"Smokin' Music" was an event sponsored by a cigarette company, which gave out free samples; hipster faves Matt & Kim played the party for Green Label Sound, the "indie" label bankrolled by childhood obesity promoters Mountain Dew. Feminist icon Playboy magazine also leapt into the breach, hosting a private show featuring the latest Jane's Addiction reunion, which makes a little more sense, given guitarist Dave Navarro's well publicized, um, romantic life.
But the foremost corporate bash was the Fader/Levi's Fort, a sprawling impromptu outdoor venue located a few blocks from downtown. It was basically a three-dimensional, walk-in commercial targeted at a very specific demographic: hipsters.
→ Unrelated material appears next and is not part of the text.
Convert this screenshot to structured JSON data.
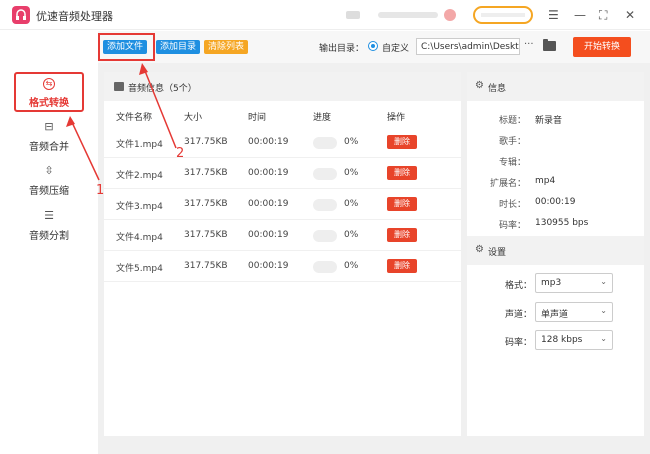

The place pelted visitors with marketing at every turn; to get in, you had to walk through a large temporary Levi's store, then endure more product placement every step of the way inside the makeshift walled garrison, just so you could catch buzzy bands like Micachu & the Shapes, The Pains of Being Pure at Heart, or Lissy Trullie, not to mention bigger names like Tricky, Peter, Bjorn & John and even Kanye West, who took care to give Levi's a shout-out during his "unannounced" set. Judging by the half-hour-plus lines to get in, few seemed to mind that underground music and its community had been so baldly co-opted by a large corporation; seeing bands for free trumped the humiliation of being a captive audience for an infomercial.
The Rachael Ray party was the most dubious of them all, though. A lot of people were surprised that bands like the Dolls and the Hold Steady wanted to be linked to such a notorious purveyor of mainstream mediocrity. But it's fairly obvious that the money was just too good to turn down. The indie community's attitude toward this kind of thing has evolved since the '80s, when there was such thing as selling out. In fact, "evolved" is putting it mildly, since it's pulled a 180. The rationale seems to be that since nobody makes money from record sales anymore, then it's OK to do whatever you can to make money — these days, it's every band for itself. The apocalyptic results of that mentality are all around us right now. All I can do is shake my increasingly grey head. And write crotchety blog posts.